EAB Requests Meeting With FAA Over Aircraft Noise

If you’ve noticed low-flying planes over the Village of Garden City, you’re not alone. Members of the Environmental Advisory Board (EAB) met on April 28 to review the ongoing nuisance of aircraft noise that has been affecting the quality of life of residents for many months.

According to EAB Chairman and Village Trustee Lawrence Quinn, the board has received many complaints from residents of low-flying aircrafts and the noise that accompanies them en route to JFK Airport. Quinn stated that The National Business Aircraft Association recommends that airports along the East Coast, which includes nearby JFK Airport, are not permitted to have landing gear down within four miles of the airport.

Quinn stated that pilots are subject to fines of $250 per plane for each incident when they fly too low with their landing gear down. Peter Laude, a spokesperson of the Federal Aviation Administration (FAA), informed Quinn that landing gear should only come down when there is a problem with the aircraft. However, Quinn stated that he has recently witnessed several incidents where landing gear was down.

As a means to resolve some of these issues, Quinn contacted Laude via email requesting a meeting. “Planes are coming in lower than normal, many with their landing gear in place and coming in at 90-second intervals and with the engine noise especially noticeable,” Quinn wrote. “There had been some understanding of an ‘equitable distribution’ on air traffic and minimum flight altitudes going back over 10 years, but there seems to be a radical change in the level of public accomodation with the communities under the flight paths,” he added.

One Garden City resident explained to the board that residents are feeling the effects of the noise on a recurring basis. “We get them on entry and exit, that’s basically what it comes down to,” one resident said.

EAB member Gina Fornaser says the landing gear is so close to her house that she can actually take photos of them. She has also made attempts to contact the FAA on her own but to no avail. Fornaser has a special-needs child and is considering purchasing new windows to drown out the sound. “I am not getting any further with the FAA,” she stated, adding that soundproofed windows alone can average up to $930 per window and “that’s a lot,” she said.

Fornaser also told the board that she received a call from Congresswoman Carolyn McCarthy’s office. According to Fornaser, McCarthy is working on a bill to get reinbursement for soundproofing rooms for parents of children with special needs. Fornaser said she was told by McCarthy’s office that the bill is still being revised but it is in the works.
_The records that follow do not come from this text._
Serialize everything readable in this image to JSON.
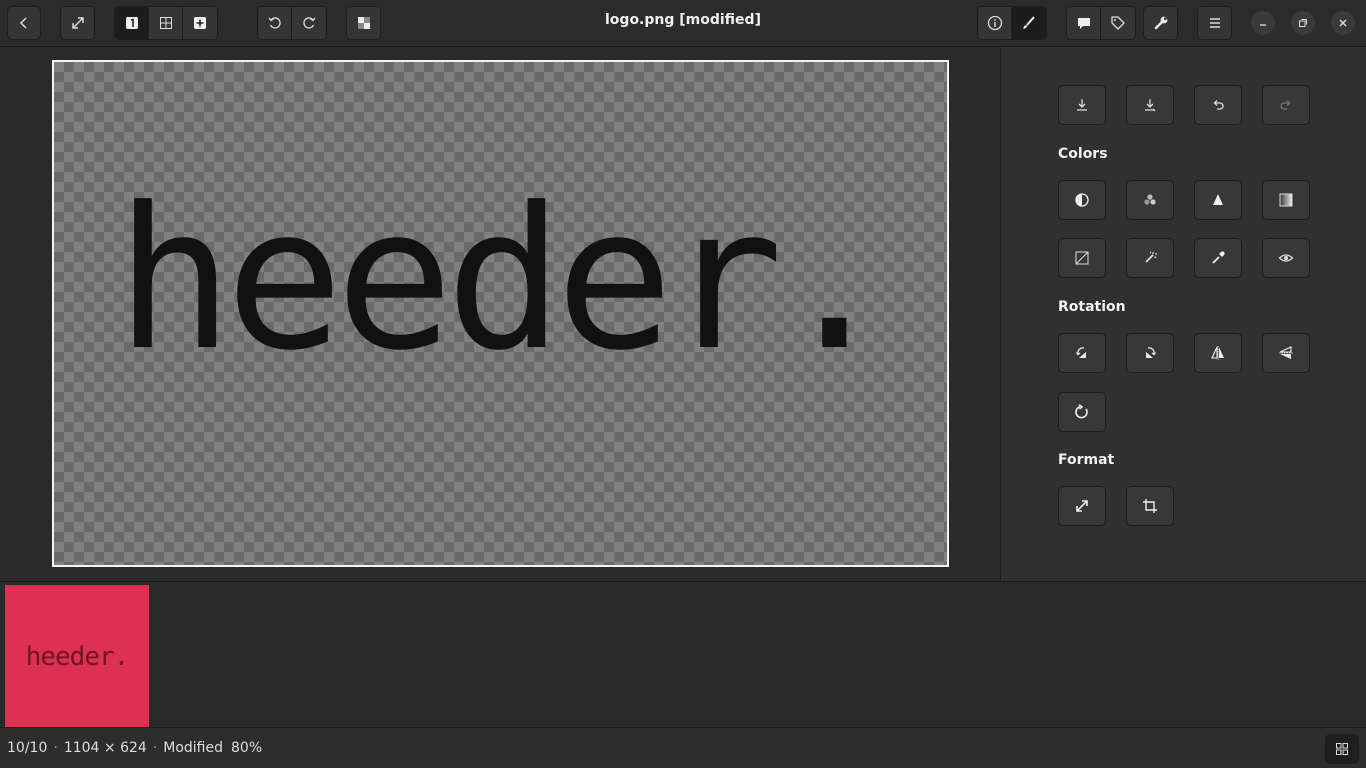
{
  "window": {
    "title": "logo.png [modified]"
  },
  "header": {
    "back_icon": "go-back-icon",
    "fullscreen_icon": "fullscreen-icon",
    "view_modes": [
      "single-view-icon",
      "gallery-view-icon",
      "add-icon"
    ],
    "rotate_icons": [
      "rotate-left-icon",
      "rotate-right-icon"
    ],
    "transparency_icon": "transparency-checker-icon",
    "panel_toggles": [
      "info-icon",
      "edit-brush-icon"
    ],
    "extra_toggles": [
      "comment-icon",
      "tag-icon"
    ],
    "tools_icon": "wrench-icon",
    "menu_icon": "hamburger-menu-icon"
  },
  "canvas": {
    "text": "heeder."
  },
  "panel": {
    "top_actions": [
      "save-icon",
      "save-as-icon",
      "undo-icon",
      "redo-icon"
    ],
    "colors_label": "Colors",
    "rotation_label": "Rotation",
    "format_label": "Format"
  },
  "thumbnail": {
    "text": "heeder.",
    "color": "#de3051"
  },
  "status": {
    "position": "10/10",
    "dimensions": "1104 × 624",
    "state": "Modified",
    "zoom": "80%",
    "separator": "·"
  }
}
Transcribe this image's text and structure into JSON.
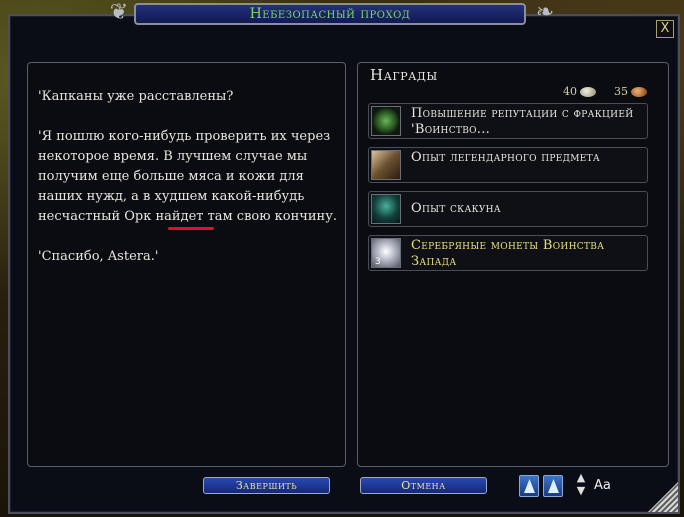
{
  "window": {
    "title": "Небезопасный проход",
    "close_label": "X"
  },
  "quest": {
    "paragraphs": [
      "'Капканы уже расставлены?",
      "'Я пошлю кого-нибудь проверить их через некоторое время. В лучшем случае мы получим еще больше мяса и кожи для наших нужд, а в худшем какой-нибудь несчастный Орк найдет там свою кончину.",
      "'Спасибо, Astera.'"
    ]
  },
  "rewards": {
    "title": "Награды",
    "currency": [
      {
        "amount": "40",
        "type": "silver"
      },
      {
        "amount": "35",
        "type": "copper"
      }
    ],
    "items": [
      {
        "label": "Повышение репутации с фракцией 'Воинство...",
        "icon": "reputation-icon",
        "highlight": false
      },
      {
        "label": "Опыт легендарного предмета",
        "icon": "legendary-item-icon",
        "highlight": false
      },
      {
        "label": "Опыт скакуна",
        "icon": "horse-icon",
        "highlight": false
      },
      {
        "label": "Серебряные монеты Воинства Запада",
        "icon": "silver-coins-icon",
        "highlight": true,
        "count": "3"
      }
    ]
  },
  "buttons": {
    "complete": "Завершить",
    "cancel": "Отмена"
  },
  "toolbar": {
    "font_label": "Aa",
    "up_arrow": "▲",
    "down_arrow": "▼"
  }
}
In other aircraft news, Quinn stated that Emirates Airlines has recently purchased new jumbo jets. One board member inquired as to whether these planes would help the noise issue. “Yes, they are a bit quieter, but the planes come in significantly lower than the average plane,” Quinn said. He also added that the planes are built to a nicer standard but they are designed to come in lower.

According to Quinn, residents can voice complaints by calling the FAA’s  official noise complaint hotline at 973-961-6026 or via email to Paul Laude at This e-mail address is being protected from spambots. You need JavaScript enabled to view it .